ABOUT THIS EXERCISE: Among the entries below, count the lines that contain the word "icon". Respond with the count only.

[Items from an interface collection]
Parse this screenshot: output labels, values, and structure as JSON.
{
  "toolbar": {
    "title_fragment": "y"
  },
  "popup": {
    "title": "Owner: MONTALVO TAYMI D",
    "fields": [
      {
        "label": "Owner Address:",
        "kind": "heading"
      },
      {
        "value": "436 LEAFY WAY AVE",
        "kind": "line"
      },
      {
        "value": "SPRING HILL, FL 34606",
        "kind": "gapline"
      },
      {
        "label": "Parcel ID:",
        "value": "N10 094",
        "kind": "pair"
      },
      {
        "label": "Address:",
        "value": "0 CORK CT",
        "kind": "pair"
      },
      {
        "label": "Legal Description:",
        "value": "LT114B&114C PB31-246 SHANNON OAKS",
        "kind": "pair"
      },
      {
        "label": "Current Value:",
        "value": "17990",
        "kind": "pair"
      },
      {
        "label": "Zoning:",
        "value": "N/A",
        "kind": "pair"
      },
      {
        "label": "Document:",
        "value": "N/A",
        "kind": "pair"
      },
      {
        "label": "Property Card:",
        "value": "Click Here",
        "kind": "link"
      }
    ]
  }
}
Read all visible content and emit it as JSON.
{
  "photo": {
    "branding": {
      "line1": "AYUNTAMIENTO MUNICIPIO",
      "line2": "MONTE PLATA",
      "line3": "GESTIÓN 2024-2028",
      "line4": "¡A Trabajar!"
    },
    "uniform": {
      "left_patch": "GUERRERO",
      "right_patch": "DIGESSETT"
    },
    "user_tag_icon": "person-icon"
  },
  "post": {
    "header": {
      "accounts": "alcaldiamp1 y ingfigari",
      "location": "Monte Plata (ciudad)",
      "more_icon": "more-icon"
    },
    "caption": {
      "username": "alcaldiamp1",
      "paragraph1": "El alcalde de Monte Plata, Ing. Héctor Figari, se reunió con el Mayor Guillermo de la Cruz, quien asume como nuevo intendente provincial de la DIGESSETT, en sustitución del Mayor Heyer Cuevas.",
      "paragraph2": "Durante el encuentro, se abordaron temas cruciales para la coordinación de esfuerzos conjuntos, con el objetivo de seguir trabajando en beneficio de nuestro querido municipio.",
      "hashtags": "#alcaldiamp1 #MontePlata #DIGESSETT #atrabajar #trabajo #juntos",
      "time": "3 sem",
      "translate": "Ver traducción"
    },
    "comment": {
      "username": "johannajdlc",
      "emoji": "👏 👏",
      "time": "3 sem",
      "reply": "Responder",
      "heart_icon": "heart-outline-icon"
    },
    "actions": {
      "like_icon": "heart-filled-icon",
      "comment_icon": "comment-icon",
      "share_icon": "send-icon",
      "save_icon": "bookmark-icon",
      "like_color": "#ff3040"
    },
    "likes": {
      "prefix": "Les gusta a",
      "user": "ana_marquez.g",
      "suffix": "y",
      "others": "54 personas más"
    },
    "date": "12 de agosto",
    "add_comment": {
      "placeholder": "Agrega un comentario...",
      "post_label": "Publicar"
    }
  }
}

ANSWER TO THIS PROBLEM: 7